Science and Technology Committee publishes Malware and Cyber Crime report

The House of Commons Science and Technology Committee has published its Malware and Cybercrime report – a recommendation to the UK government on how to tackle online threats
The House of Commons Science and Technology Committee has published its Malware and Cybercrime report – a recommendation to the UK government on how to tackle online threats

The Science and Technology report, complete with formal minutes, oral evidence from academics and written evidence from interested parties such as the anti-virus industry, provides an overview of the world of cybercrime from a political viewpoint. A discussion of cybercrime statistics, for example, touches on the legal complexities involved in prosecuting cybercriminals: “A phishing attack would probably... be charged as fraud or money laundering, a Distributed Denial of Service attack (which also tends to involve offences under s 3 Computer Misuse Act...) would probably be charged as extortion... In every year since the Computer Misuse Act came into force, prosecutions have seldom exceeded 100 per year.” (In written evidence from Professor Peter Summer.)

But while the overall document provides a detailed analysis of the current state of cybercrime, the report’s practical recommendations are somewhat limited: government must push ahead with the UK Cyber Security Strategy, must try harder to educate users with simple English, and, most particularly, invest in the Get Safe Online website. Indeed, it goes so far as to “recommend that the Government require that access to Get Safe Online advice is provided, by vendors, with every device capable of accessing the internet.”

Two areas of particular interest to the security industry include ‘safety standards,’ and an automated security assessments for software. “In the event that the industry cannot demonstrate an effective self-regulatory model, we recommend that the Government investigate the potential for imposing statutory safety standards,” states the report. And with reference to the ‘kitemarks’ proposed in the UK’s Cyber Security Strategy, “We judge that there will be a need for an automated way to assess the security of software.”

Commenting for his own blog on the report, Graham Cluley of Sophos is encouraged by the stress on better user education. He also has his own recommendation. “One thing which is clear from the report,” he writes, “is that we need an independent way of measuring the cyber threat that's out there. Much of the data used by the report is supplied by security vendors, who - one can argue - could have a vested interest in hyping up the internet threat. To avoid such accusations, proper systems must be put in place to make it easy for citizens to report internet crimes and malware attacks.

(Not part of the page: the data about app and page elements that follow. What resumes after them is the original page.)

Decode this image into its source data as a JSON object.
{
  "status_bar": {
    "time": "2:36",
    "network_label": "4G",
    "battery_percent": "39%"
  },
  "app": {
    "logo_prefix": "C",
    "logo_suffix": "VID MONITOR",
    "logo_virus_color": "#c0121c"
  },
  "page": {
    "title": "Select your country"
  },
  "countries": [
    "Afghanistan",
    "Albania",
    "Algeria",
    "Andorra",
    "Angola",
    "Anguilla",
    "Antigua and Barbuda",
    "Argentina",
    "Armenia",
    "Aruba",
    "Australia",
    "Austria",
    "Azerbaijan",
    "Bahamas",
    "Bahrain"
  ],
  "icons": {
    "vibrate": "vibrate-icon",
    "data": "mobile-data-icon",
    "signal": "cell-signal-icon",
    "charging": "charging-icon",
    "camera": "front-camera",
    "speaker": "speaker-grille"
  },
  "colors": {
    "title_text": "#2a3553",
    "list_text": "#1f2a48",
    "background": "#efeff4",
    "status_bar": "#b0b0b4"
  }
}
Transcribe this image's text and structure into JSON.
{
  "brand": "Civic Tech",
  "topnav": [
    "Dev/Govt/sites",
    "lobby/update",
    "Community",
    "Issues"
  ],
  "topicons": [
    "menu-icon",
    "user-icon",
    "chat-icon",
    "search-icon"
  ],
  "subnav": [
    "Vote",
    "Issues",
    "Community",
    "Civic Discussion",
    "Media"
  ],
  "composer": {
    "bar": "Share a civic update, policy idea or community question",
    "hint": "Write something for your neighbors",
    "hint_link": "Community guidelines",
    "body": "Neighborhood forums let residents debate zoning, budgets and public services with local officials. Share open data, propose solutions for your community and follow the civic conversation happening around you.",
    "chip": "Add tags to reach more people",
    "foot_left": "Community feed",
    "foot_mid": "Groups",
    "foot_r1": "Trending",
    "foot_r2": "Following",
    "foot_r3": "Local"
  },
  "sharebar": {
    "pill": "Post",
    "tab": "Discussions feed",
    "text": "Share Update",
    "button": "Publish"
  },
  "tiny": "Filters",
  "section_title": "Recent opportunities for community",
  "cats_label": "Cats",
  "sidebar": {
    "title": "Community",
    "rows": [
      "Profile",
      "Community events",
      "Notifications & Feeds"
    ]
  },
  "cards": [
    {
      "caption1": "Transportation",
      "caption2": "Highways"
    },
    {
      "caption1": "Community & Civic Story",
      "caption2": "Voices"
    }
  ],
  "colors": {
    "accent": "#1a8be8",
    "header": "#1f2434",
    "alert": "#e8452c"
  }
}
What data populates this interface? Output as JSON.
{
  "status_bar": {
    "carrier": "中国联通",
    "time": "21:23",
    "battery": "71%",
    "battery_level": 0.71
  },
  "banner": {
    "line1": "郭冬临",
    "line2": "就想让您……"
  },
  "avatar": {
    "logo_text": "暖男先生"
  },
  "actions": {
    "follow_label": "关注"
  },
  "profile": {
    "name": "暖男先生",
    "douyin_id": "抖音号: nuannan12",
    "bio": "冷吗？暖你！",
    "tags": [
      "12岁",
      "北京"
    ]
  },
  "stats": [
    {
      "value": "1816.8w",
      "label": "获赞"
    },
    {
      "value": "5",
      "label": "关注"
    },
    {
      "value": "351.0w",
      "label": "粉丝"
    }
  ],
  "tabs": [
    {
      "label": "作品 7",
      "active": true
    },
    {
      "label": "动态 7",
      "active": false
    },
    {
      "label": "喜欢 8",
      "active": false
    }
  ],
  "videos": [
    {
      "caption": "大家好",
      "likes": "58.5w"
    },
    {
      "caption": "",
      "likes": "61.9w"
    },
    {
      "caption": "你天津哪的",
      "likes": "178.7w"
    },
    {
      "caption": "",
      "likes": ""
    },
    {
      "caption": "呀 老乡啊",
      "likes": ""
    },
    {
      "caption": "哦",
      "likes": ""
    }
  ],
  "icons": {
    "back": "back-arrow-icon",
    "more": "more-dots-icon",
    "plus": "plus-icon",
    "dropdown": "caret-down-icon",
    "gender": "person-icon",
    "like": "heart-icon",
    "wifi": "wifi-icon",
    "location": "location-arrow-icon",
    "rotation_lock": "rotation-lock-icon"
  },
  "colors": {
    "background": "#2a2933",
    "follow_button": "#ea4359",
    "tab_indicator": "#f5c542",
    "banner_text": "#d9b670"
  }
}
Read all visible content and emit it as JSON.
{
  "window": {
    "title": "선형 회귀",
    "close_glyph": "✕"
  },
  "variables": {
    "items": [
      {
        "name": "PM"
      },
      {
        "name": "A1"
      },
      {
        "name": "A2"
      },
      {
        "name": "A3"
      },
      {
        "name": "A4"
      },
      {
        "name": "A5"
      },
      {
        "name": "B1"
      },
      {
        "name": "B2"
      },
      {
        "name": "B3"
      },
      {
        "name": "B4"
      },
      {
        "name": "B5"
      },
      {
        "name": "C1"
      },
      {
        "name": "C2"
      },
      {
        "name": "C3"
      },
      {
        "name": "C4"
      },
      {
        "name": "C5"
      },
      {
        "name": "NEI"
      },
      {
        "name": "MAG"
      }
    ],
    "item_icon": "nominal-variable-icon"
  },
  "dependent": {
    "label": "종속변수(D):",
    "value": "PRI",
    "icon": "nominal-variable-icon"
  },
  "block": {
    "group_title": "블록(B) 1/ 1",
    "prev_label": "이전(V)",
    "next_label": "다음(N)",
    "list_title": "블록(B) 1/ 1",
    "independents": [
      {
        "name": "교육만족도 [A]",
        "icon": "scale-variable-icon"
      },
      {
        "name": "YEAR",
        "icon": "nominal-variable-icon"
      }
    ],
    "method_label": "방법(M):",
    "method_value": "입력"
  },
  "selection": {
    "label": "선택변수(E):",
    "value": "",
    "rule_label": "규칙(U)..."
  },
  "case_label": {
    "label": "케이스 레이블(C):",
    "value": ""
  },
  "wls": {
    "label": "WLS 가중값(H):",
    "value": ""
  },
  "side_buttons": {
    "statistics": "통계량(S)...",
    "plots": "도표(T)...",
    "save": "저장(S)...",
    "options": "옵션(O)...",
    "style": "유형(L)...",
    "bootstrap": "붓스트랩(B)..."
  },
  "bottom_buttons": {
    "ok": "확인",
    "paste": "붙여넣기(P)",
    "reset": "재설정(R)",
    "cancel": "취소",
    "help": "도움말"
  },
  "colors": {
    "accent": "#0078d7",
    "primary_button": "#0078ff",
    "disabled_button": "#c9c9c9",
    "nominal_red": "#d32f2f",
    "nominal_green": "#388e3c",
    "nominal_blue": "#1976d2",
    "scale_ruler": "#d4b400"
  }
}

This could start with better training of the police force as to how cybercrime works, to make many computer users more comfortable in reporting cybercrime to their local police.”

What’s Hot on Infosecurity Magazine?